Transcription:

Do not grieve for me too much. I am a spirit confident of my rights. Death is only an incident & not the most important which happens to us in this state of being. On the whole, especially since I met you my darling I have been happy, & you have taught me how noble a woman’s heart can be. If there is anywhere else I shall be on the look out for you. Meanwhile look forward, feel free, rejoice in life, cherish the children, guard my memory. God bless you.

Good bye.

W.

The couple’s correspondence acted as an avenue to the other’s hearts during an era in which the loss of life was staggering. It is because of their letters that the love between Winston and Clementine Churchill became immortal.

Winston and Clementine Churchill saluting the troops aboard the RMS “Queen Mary” in 1943. (Image courtesy of: http://www.stevenujifusa.com/wp-content/uploads/2012/11/7435172.jpg)

Winston and Clementine Churchill saluting the troops aboard the RMS “Queen Mary” in 1943. (Image courtesy of: http://www.stevenujifusa.com/wp-content/uploads/2012/11/7435172.jpg)

The Fourteen Days of Valentine’s Day: Ready, Set, Show Your Love!

The Fourteen Days of Valentine’s Day are here! At Dempsey & Carroll, we enjoy celebrating life’s major events, especially the ones that stem from love.

heartcard

While love is in the air, we are inviting you to share your love letters, emails, texts, and post-its with us. All submissions should be sent to info@dempseyandcarroll.com before February 2014. On February 17th, we will select one submission as our favorite. The winning submitter will receive an engraved 2014 Calendar and our Sweet Sentiments. calendar

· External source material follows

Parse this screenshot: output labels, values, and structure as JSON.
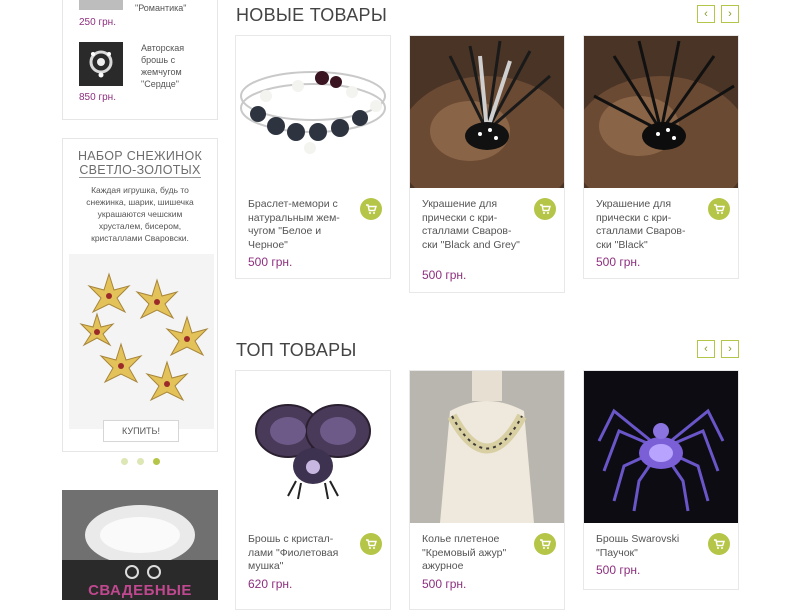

To inaugurate the 14 days of Valentine’s Day, Dempsey & Carroll’s president Jennifer Pool shares her wedding vows.

Vows

I cannot promise you a life of sunshine;
I cannot promise riches, wealth, or gold;
I cannot promise you an easy pathway
That leads away from change or growing old.

But I can promise all my heart’s devotion;
A smile to chase away your tears of sorrow;
A love that’s ever true and ever growing;
A hand to hold in yours through each tomorrow.

(inspired by This I Can Promise, author unknown)

 vows

Exchange of Rings

With every smile and touch of your hand you remind me to live in the moment
There are no second chances

We love each other every day squeezing everything we can
Out of the world around us

I’ve found myself in you
My best friend

Forever is a long time
But somehow shorter than it took to find you

I will always love you because
Somehow I always have

Thank you for loving me the way you do.

 

Love letters, notes, and vows are what we hold close to the heart. Our sentiments become immortal in these letters, a permanent reminder of what love is and how we can integrate it in our daily lives. Now that’s something worth celebrating!